In formalizing my position against burqas, I am in no way affronted by the more conservative form of dress chosen by many Muslim women. I am not opposed to head coverings of any kind.
More broadly, the blogger adds:
At the same time, I support and advocate the embracing of life’s sensuality — seeing, hearing, smelling and using all our sensitivity to experience life. This view does not put me in opposition to Muslim culture, which also embraces the deeply sensual nature of life.
I will also accept burqas for women when men are equally compelled to wear them. For both genders to embrace burqas as a sign of respect for their religion (which does not require them in the Koran), then I agree that burqas are a sign of Muslim culture and religious custom.
Eltahawy's column was not without opposition from the blogosphere, however. Sahar, writing for Nuseiba, protests:
…the best way to support Muslim women is to respect their choice in how they express their religion and culture. It is not to impose what we think is good for them. I find it ironic that Eltahawy who claims to be a feminist is ignoring the importance of choice, agency and the lived experiences of these women— which are essential factors in understanding women in feminist analysis.
Nor do we all agree with Eltahawy who, perhaps due to her socially privileged position is detached from the social, political and religious motivations for wearing burqa, and can’t comprehend how it can be a vehicle of success for some or a proud reinforcement of Muslim identity for others. The burqa can be understood as a symbol of the outrage Muslims are feeling as they are exposed to an increasingly xenophobic Europe. It’s symbolic of an attempt to cling on to an identity that is being eroded in a hostile environment. I write this piece now after just reading about an Egyptian woman who was stabbed in a German court 18 times by the man she was suing for harassing her for wearing a headscarf. It is not the burqa alone that is being undermined and discredited but Islamic dress entirely. Therefore, the call to remove the burqa cannot be devoid of such a context and for Eltahawy to think that divorcing her criticism from such a context as viable is politically naïve.

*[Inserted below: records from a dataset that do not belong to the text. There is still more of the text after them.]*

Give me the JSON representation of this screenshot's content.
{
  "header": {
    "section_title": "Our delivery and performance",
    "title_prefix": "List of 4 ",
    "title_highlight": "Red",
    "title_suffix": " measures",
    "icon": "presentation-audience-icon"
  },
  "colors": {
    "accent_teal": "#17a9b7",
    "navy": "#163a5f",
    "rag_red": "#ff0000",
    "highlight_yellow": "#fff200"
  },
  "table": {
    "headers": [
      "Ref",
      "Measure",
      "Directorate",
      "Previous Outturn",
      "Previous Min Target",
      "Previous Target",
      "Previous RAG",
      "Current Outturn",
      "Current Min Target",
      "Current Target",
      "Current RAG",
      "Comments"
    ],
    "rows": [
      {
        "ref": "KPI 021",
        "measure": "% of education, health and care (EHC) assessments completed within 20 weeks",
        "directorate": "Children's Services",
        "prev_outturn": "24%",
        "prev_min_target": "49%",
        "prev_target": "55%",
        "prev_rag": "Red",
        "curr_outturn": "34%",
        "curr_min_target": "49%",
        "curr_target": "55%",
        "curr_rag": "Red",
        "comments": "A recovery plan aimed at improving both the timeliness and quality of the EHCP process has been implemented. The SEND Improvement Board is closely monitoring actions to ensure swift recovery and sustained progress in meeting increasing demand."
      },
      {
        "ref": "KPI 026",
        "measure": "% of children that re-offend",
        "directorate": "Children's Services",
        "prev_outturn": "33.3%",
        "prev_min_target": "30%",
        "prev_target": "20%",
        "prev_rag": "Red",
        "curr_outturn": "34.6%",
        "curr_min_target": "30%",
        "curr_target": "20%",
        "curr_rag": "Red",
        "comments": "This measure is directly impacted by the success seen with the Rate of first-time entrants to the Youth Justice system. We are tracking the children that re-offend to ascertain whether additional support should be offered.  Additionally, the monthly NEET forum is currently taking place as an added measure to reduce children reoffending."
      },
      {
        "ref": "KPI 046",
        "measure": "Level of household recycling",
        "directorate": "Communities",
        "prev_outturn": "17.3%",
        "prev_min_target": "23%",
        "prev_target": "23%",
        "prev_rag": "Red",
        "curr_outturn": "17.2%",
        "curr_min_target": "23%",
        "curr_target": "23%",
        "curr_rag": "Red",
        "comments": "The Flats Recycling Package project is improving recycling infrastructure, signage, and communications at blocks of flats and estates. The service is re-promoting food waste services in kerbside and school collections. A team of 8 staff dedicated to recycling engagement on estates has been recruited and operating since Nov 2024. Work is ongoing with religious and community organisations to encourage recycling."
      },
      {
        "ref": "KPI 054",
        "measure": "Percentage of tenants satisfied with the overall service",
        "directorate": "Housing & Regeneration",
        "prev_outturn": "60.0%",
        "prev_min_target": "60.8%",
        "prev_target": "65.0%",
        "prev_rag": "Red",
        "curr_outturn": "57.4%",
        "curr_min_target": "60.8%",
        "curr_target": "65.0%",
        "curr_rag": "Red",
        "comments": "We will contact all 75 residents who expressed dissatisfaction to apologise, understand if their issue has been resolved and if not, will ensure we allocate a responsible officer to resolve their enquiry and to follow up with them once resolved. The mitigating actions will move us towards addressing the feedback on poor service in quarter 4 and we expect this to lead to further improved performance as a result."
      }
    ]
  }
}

Though it remains to be seen whether or not France will implement a ban on the burqa, one thing is certain: this is a very polarizing topic around the world.